> _Data to process_
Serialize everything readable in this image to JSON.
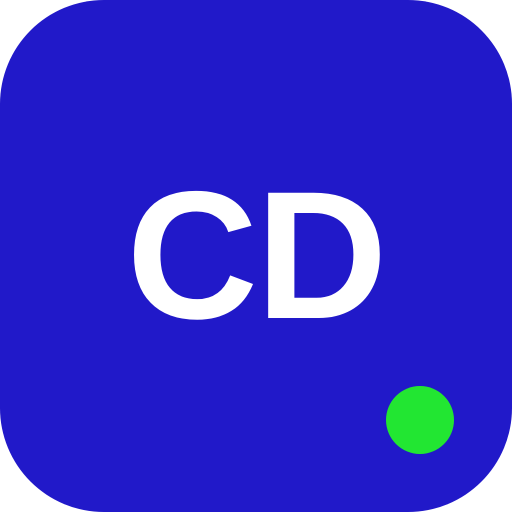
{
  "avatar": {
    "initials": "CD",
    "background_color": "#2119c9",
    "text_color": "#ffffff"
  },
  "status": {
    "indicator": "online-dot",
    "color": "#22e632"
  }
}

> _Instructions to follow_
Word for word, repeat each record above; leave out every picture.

> _Expected output_
Serialize everything readable in this image to JSON.
{
  "avatar": {
    "initials": "CD",
    "background_color": "#2119c9",
    "text_color": "#ffffff"
  },
  "status": {
    "indicator": "online-dot",
    "color": "#22e632"
  }
}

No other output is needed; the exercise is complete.